--- Material shown Enclosed Below ---

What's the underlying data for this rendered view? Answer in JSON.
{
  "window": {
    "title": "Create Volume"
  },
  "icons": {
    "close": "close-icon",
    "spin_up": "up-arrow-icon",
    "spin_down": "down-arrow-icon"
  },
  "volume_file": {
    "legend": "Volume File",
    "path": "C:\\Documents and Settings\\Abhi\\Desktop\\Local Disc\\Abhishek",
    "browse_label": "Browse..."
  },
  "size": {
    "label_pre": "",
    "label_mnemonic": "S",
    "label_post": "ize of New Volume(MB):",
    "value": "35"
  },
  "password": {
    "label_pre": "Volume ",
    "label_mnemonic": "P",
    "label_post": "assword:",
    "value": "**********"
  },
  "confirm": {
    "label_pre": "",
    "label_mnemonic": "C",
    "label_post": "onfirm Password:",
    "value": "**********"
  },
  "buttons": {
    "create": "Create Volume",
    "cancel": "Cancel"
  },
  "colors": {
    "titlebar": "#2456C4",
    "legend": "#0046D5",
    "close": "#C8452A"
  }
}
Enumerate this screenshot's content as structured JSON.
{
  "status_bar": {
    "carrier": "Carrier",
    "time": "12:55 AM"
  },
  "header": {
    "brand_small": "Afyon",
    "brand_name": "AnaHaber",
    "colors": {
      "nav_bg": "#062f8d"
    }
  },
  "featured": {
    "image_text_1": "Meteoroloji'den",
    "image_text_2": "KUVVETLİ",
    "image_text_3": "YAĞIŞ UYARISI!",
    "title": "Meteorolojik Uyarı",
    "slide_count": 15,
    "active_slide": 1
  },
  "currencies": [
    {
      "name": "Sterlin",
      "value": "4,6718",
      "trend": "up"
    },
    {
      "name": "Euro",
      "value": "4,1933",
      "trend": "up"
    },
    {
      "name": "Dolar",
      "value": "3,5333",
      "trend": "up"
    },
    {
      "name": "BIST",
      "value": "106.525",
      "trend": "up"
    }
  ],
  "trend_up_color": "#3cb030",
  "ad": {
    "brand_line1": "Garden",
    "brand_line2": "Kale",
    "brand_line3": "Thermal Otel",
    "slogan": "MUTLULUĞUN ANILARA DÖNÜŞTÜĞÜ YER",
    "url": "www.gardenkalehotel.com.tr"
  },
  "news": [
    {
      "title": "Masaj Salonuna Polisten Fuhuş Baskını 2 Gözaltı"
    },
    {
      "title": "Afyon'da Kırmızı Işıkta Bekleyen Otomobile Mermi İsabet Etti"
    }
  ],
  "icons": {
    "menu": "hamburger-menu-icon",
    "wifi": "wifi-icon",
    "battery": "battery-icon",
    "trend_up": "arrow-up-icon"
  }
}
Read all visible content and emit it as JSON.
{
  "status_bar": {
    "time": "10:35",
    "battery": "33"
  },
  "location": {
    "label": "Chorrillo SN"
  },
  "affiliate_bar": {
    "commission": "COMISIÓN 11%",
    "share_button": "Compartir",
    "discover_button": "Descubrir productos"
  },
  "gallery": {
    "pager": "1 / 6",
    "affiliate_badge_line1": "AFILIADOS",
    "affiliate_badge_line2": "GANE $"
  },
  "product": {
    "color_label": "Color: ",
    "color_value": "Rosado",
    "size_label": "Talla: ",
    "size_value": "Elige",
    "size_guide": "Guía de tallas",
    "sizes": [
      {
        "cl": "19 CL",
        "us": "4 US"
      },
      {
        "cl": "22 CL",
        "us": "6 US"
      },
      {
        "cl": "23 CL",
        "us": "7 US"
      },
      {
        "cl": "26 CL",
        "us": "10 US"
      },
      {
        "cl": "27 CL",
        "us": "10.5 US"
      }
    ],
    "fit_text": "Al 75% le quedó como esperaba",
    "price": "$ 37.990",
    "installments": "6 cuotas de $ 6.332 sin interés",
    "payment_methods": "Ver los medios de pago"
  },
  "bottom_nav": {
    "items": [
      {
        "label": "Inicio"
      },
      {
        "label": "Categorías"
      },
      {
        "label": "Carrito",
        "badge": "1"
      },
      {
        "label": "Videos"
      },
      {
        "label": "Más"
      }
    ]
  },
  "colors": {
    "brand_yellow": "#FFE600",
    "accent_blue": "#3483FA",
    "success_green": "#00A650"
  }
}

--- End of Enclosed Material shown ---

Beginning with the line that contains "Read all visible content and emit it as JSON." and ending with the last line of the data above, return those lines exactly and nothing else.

## Answer section
Read all visible content and emit it as JSON.
{
  "status_bar": {
    "time": "10:35",
    "battery": "33"
  },
  "location": {
    "label": "Chorrillo SN"
  },
  "affiliate_bar": {
    "commission": "COMISIÓN 11%",
    "share_button": "Compartir",
    "discover_button": "Descubrir productos"
  },
  "gallery": {
    "pager": "1 / 6",
    "affiliate_badge_line1": "AFILIADOS",
    "affiliate_badge_line2": "GANE $"
  },
  "product": {
    "color_label": "Color: ",
    "color_value": "Rosado",
    "size_label": "Talla: ",
    "size_value": "Elige",
    "size_guide": "Guía de tallas",
    "sizes": [
      {
        "cl": "19 CL",
        "us": "4 US"
      },
      {
        "cl": "22 CL",
        "us": "6 US"
      },
      {
        "cl": "23 CL",
        "us": "7 US"
      },
      {
        "cl": "26 CL",
        "us": "10 US"
      },
      {
        "cl": "27 CL",
        "us": "10.5 US"
      }
    ],
    "fit_text": "Al 75% le quedó como esperaba",
    "price": "$ 37.990",
    "installments": "6 cuotas de $ 6.332 sin interés",
    "payment_methods": "Ver los medios de pago"
  },
  "bottom_nav": {
    "items": [
      {
        "label": "Inicio"
      },
      {
        "label": "Categorías"
      },
      {
        "label": "Carrito",
        "badge": "1"
      },
      {
        "label": "Videos"
      },
      {
        "label": "Más"
      }
    ]
  },
  "colors": {
    "brand_yellow": "#FFE600",
    "accent_blue": "#3483FA",
    "success_green": "#00A650"
  }
}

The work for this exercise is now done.